** DESCRIPTION OF THE TASK **
In full and without deviation, reproduce the records that follow.

(EXTRACTED DATA)

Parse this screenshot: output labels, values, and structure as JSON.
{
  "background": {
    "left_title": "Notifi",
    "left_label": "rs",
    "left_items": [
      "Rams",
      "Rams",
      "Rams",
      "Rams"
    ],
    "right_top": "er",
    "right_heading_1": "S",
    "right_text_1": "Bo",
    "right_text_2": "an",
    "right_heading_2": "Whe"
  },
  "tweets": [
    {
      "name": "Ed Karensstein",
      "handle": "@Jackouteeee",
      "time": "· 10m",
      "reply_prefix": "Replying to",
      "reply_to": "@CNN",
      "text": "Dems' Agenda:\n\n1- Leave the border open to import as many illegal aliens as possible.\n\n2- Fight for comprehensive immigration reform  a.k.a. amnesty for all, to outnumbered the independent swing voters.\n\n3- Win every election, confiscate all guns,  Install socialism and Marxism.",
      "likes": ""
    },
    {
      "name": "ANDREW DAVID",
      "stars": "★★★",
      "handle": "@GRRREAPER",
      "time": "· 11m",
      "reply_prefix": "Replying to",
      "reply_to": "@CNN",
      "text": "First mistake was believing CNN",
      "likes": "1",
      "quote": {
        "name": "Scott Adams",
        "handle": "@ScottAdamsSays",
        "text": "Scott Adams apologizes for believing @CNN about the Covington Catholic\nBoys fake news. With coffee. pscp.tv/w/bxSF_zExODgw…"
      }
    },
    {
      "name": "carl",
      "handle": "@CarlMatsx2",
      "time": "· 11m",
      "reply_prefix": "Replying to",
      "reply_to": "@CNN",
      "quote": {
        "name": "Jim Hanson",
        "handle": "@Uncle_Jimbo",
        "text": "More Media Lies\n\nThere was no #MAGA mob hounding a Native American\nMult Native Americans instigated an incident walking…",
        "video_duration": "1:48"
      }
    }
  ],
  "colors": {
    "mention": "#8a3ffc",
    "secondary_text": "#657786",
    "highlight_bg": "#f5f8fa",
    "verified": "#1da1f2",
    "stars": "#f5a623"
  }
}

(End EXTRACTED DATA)

** EXERCISE RESULT **
Parse this screenshot: output labels, values, and structure as JSON.
{
  "background": {
    "left_title": "Notifi",
    "left_label": "rs",
    "left_items": [
      "Rams",
      "Rams",
      "Rams",
      "Rams"
    ],
    "right_top": "er",
    "right_heading_1": "S",
    "right_text_1": "Bo",
    "right_text_2": "an",
    "right_heading_2": "Whe"
  },
  "tweets": [
    {
      "name": "Ed Karensstein",
      "handle": "@Jackouteeee",
      "time": "· 10m",
      "reply_prefix": "Replying to",
      "reply_to": "@CNN",
      "text": "Dems' Agenda:\n\n1- Leave the border open to import as many illegal aliens as possible.\n\n2- Fight for comprehensive immigration reform  a.k.a. amnesty for all, to outnumbered the independent swing voters.\n\n3- Win every election, confiscate all guns,  Install socialism and Marxism.",
      "likes": ""
    },
    {
      "name": "ANDREW DAVID",
      "stars": "★★★",
      "handle": "@GRRREAPER",
      "time": "· 11m",
      "reply_prefix": "Replying to",
      "reply_to": "@CNN",
      "text": "First mistake was believing CNN",
      "likes": "1",
      "quote": {
        "name": "Scott Adams",
        "handle": "@ScottAdamsSays",
        "text": "Scott Adams apologizes for believing @CNN about the Covington Catholic\nBoys fake news. With coffee. pscp.tv/w/bxSF_zExODgw…"
      }
    },
    {
      "name": "carl",
      "handle": "@CarlMatsx2",
      "time": "· 11m",
      "reply_prefix": "Replying to",
      "reply_to": "@CNN",
      "quote": {
        "name": "Jim Hanson",
        "handle": "@Uncle_Jimbo",
        "text": "More Media Lies\n\nThere was no #MAGA mob hounding a Native American\nMult Native Americans instigated an incident walking…",
        "video_duration": "1:48"
      }
    }
  ],
  "colors": {
    "mention": "#8a3ffc",
    "secondary_text": "#657786",
    "highlight_bg": "#f5f8fa",
    "verified": "#1da1f2",
    "stars": "#f5a623"
  }
}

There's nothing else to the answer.